Mayor Ashley Swearengin noted some key projects are moving forward in Fresno. Now Swearengin wants to do the same with her political career and serve as controller. Swearengin said, "Most people don't realize how much influence that particular job has over our business climate in the state of California and I think there's an opportunity to make big and important changes for Fresno area businesses and frankly throughout the state."
18 days after telling President Obama about Fresno's struggles with the drought and poverty, Swearengin envisioned processing state payroll and conducting audits - though she has the option of pulling out by Friday. She explained, "I'll be doing double duty over the next few months both as a candidate assuming I do run and also serving as mayor and if I'm elected I would be sworn in next year and plan to stay in Fresno and do the work of the Office of Controller from here."

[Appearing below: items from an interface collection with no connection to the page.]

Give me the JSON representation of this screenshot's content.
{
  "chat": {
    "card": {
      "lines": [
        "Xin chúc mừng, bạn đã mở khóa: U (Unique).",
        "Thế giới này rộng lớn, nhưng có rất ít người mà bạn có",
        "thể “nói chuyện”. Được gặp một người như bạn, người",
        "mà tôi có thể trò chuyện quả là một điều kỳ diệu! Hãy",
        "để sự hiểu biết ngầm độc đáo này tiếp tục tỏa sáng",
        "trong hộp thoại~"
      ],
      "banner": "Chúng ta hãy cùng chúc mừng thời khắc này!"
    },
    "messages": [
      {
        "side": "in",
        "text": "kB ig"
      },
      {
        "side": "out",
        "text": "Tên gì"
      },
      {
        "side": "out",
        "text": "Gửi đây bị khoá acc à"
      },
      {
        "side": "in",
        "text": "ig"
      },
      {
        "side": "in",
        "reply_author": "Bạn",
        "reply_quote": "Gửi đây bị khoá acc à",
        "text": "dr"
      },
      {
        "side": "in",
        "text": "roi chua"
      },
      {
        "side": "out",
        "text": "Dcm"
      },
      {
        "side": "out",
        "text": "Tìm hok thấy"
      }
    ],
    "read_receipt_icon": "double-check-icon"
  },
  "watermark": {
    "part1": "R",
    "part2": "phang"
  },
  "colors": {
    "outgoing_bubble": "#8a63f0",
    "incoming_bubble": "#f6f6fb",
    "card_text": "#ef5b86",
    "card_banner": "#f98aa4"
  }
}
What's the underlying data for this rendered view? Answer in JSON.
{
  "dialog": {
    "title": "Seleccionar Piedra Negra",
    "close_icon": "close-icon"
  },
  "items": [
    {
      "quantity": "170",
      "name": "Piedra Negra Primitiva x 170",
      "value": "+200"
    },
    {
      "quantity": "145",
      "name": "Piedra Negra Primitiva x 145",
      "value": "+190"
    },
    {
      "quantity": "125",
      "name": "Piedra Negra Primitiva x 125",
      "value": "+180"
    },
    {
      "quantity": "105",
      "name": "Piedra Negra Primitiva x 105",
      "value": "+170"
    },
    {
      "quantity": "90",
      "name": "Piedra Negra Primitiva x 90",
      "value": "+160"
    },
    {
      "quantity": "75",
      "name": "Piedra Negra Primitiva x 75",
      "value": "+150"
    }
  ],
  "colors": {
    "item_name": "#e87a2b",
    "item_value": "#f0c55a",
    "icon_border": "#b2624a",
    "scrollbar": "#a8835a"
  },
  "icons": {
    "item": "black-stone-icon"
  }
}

Swearengin's campaign consultant Tim Clark said, "Outside of the Office of the Governor it really is the most influential office to influence the state's economy and the state competitiveness for attracting and retaining businesses."
ABC30 political analyst Tony Capozzi said the republican mayor has a shot though it will be a tough battle in a democratic state. "Once you get outside Fresno, California it gets much more difficult and it's going to be difficult for someone who is unknown statewide to raise large amounts of money for this race."
Mayor Swearengin has three years left in her second term. 40% of the people in our exclusive Action News poll conducted by SurveyUSA felt it was appropriate for Swearengin to run for controller during her mayoral term. 43% said it was not appropriate. 17% weren't sure.
Other candidates running for State Controller in the June primary include democrats Betty Yee, Assembly Speaker John Perez and Laura Wells of the green party. The top two finishers face off in November.